Project Title

Predicting clinical outcomes in young people at high risk of psychosis

Project Type



Research interests of the research team offering the project

  • Psychosis risk.
  • Prediction of outcomes in high-risk youth.
  • Aetiology of psychosis.
  • Preventive treatments for young people at high risk of psychosis.

Details of the project

A PhD position is available to support the Prescient research project, a US National Institutes of Health-funded project which is part of the Accelerating Medicines Partnership in Schizophrenia (AMP-SCZ).

The primary aim of Prescient and AMP-SCZ is to develop prediction models for clinical outcomes in the ultra-high risk for psychosis clinical population, using multimodal data so that new preventive treatments can be developed. Further information on Orygen’s role in leading this project can be found here. You can also read about it on the study website and also on the websites of the National Institute of Mental Health and Foundation for the National Institutes of Health.

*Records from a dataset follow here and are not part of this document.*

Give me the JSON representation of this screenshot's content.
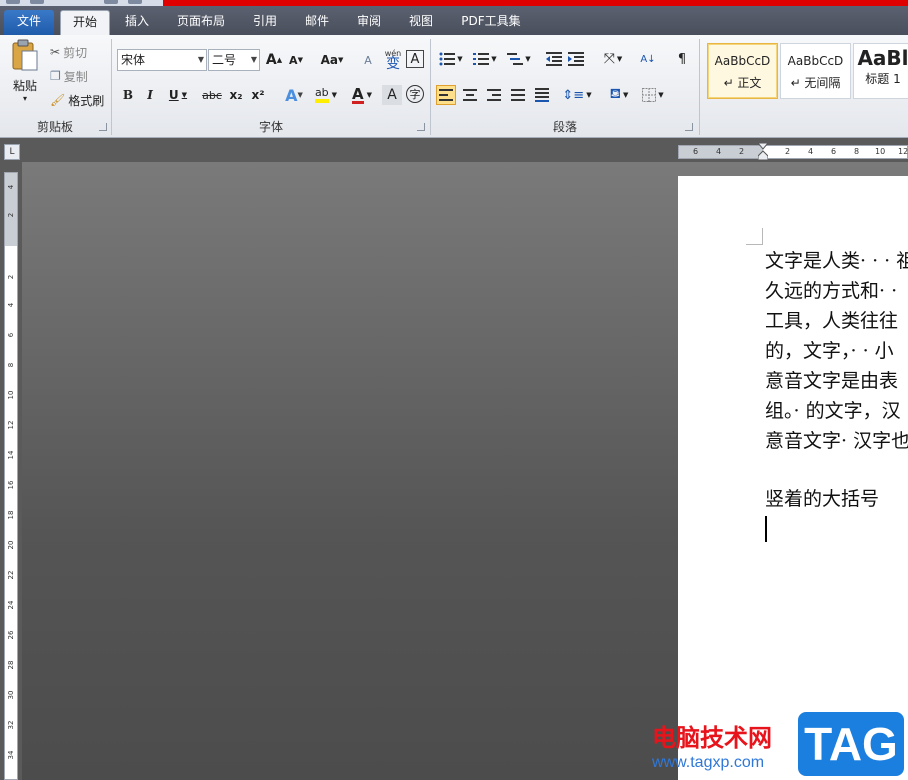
{
  "tabs": [
    {
      "label": "文件"
    },
    {
      "label": "开始"
    },
    {
      "label": "插入"
    },
    {
      "label": "页面布局"
    },
    {
      "label": "引用"
    },
    {
      "label": "邮件"
    },
    {
      "label": "审阅"
    },
    {
      "label": "视图"
    },
    {
      "label": "PDF工具集"
    }
  ],
  "clipboard": {
    "paste": "粘贴",
    "cut": "剪切",
    "copy": "复制",
    "format_painter": "格式刷",
    "label": "剪贴板"
  },
  "font": {
    "font_name": "宋体",
    "font_size": "二号",
    "grow": "A",
    "shrink": "A",
    "change_case": "Aa",
    "clear": "A",
    "pinyin": "wén",
    "pinyin_char": "变",
    "border_char": "A",
    "bold": "B",
    "italic": "I",
    "underline": "U",
    "strike": "abc",
    "subscript": "x₂",
    "superscript": "x²",
    "effects": "A",
    "highlight": "ab",
    "color": "A",
    "shading": "A",
    "enclose": "字",
    "label": "字体"
  },
  "paragraph": {
    "label": "段落",
    "sort": "A↓"
  },
  "styles": [
    {
      "preview": "AaBbCcD",
      "name": "↵ 正文"
    },
    {
      "preview": "AaBbCcD",
      "name": "↵ 无间隔"
    },
    {
      "preview": "AaBl",
      "name": "标题 1"
    }
  ],
  "ruler": {
    "corner": "L",
    "h_numbers": [
      "6",
      "4",
      "2",
      "2",
      "4",
      "6",
      "8",
      "10",
      "12"
    ],
    "v_numbers": [
      "4",
      "2",
      "2",
      "4",
      "6",
      "8",
      "10",
      "12",
      "14",
      "16",
      "18",
      "20",
      "22",
      "24",
      "26",
      "28",
      "30",
      "32",
      "34"
    ]
  },
  "document": {
    "lines": [
      "文字是人类· · · 祖",
      "久远的方式和· ·",
      "工具，人类往往",
      "的，文字，· · 小",
      "意音文字是由表",
      "组。· 的文字，汉",
      "意音文字· 汉字也"
    ],
    "heading": "竖着的大括号"
  },
  "watermark": {
    "title": "电脑技术网",
    "url": "www.tagxp.com",
    "tag": "TAG"
  }
}
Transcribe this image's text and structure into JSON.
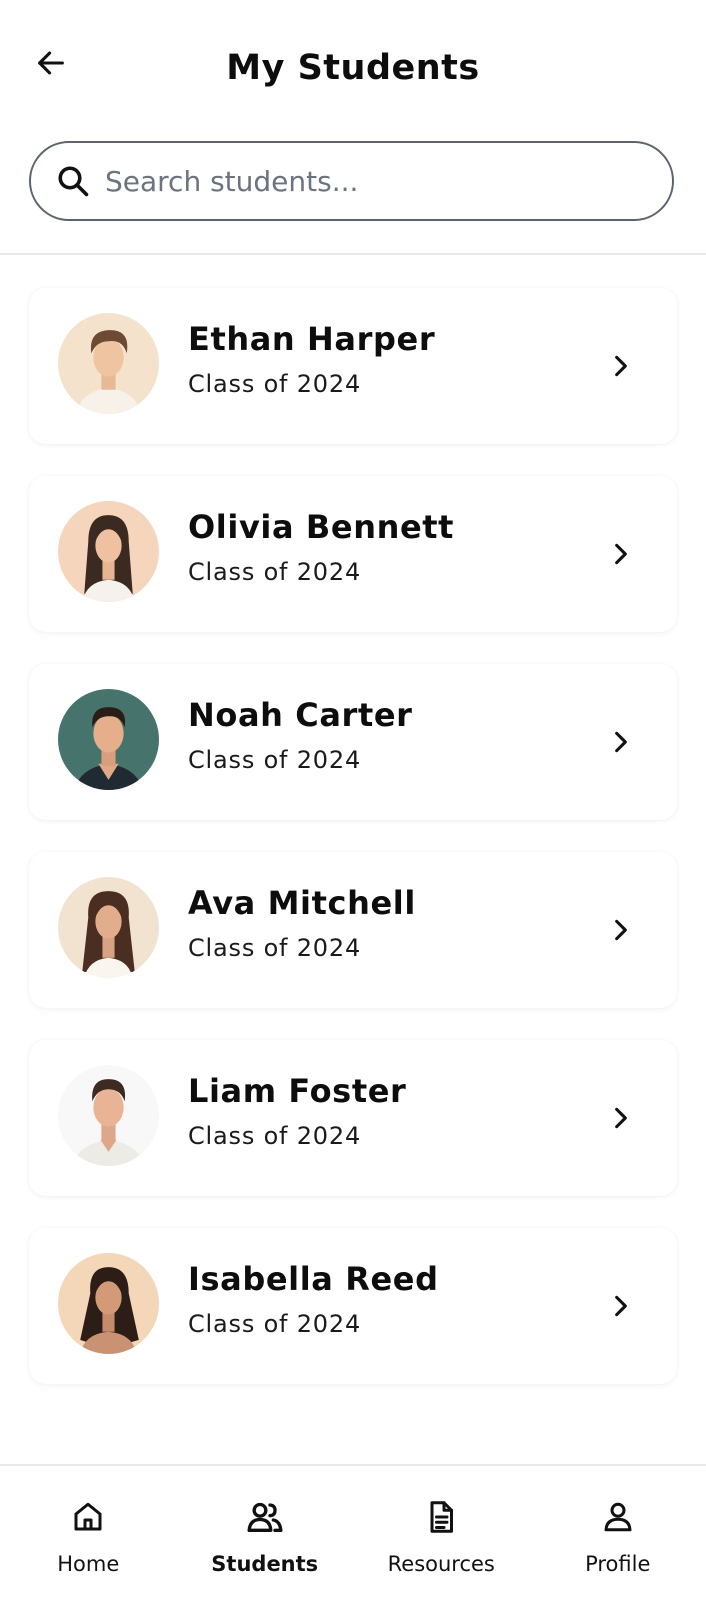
{
  "header": {
    "title": "My Students",
    "back_icon": "arrow-left-icon"
  },
  "search": {
    "placeholder": "Search students...",
    "value": "",
    "icon": "search-icon"
  },
  "students": [
    {
      "name": "Ethan Harper",
      "class_label": "Class of 2024",
      "avatar_bg": "#f4e2cc"
    },
    {
      "name": "Olivia Bennett",
      "class_label": "Class of 2024",
      "avatar_bg": "#f6d5bd"
    },
    {
      "name": "Noah Carter",
      "class_label": "Class of 2024",
      "avatar_bg": "#46736b"
    },
    {
      "name": "Ava Mitchell",
      "class_label": "Class of 2024",
      "avatar_bg": "#f2e3d1"
    },
    {
      "name": "Liam Foster",
      "class_label": "Class of 2024",
      "avatar_bg": "#f8f8f8"
    },
    {
      "name": "Isabella Reed",
      "class_label": "Class of 2024",
      "avatar_bg": "#f4d6b8"
    }
  ],
  "bottom_nav": {
    "items": [
      {
        "label": "Home",
        "icon": "home-icon",
        "active": false
      },
      {
        "label": "Students",
        "icon": "users-icon",
        "active": true
      },
      {
        "label": "Resources",
        "icon": "document-icon",
        "active": false
      },
      {
        "label": "Profile",
        "icon": "user-icon",
        "active": false
      }
    ]
  }
}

The precise focus of the PhD is flexible. However, it will be concentrated on elucidating predictors and mechanisms associated with the onset of psychosis and other clinical outcomes in young people at heightened risk of psychotic disorder.

The PhD student will have access to a range of data types being collected in this project, including clinical, neurocognitive, neuroimaging, neurophysiological, fluid biospecimen, digital phenotype, and speech/facial expression data. They will be part of a large team working on the project at Orygen, along with national and international collaborators.

Project references

  1. Gordon JA, Heinssen RK. Collaborative approaches to the clinical high-risk state: from data to mechanism to intervention. Biol Psychiatry. 2020 Aug;15;88(4):287-288. Available from:
  2. Elie D. Massive NIH–industry project opens portals to target validation. Nature. 27 February 2019. Available from:
  3. Gordon JA. NIMH supports evidence-based treatments for schizophrenia: a response to Torrey et al. J Clin Psychiatry. 2019;80(1):18com12597a. Available from:

Scholarships and fees

A stipend of $32,400 per year is available for this PhD project.

Scholarships are available through the University of Melbourne – find out more here. Other scholarship opportunities may also be available but are highly competitive, so please speak to the contact person below for further details.

Information on fees for domestic and international students is available here.

How to apply

  1. Read information for future students here and check your eligibility here.
  2. Read our frequently asked questions here.
  3. Liaise with, and gain the support of, the supervisor/s. Please contact them using the details below and attach a copy of your CV and university transcript(s). 
  4. Once you’ve gained supervisor support, follow the steps outlined by the University of Melbourne here. You can go straight to Step 3. 

You are strongly encouraged to submit your application as soon as possible to avoid disappointment.


Professor Barnaby Nelson
[email protected]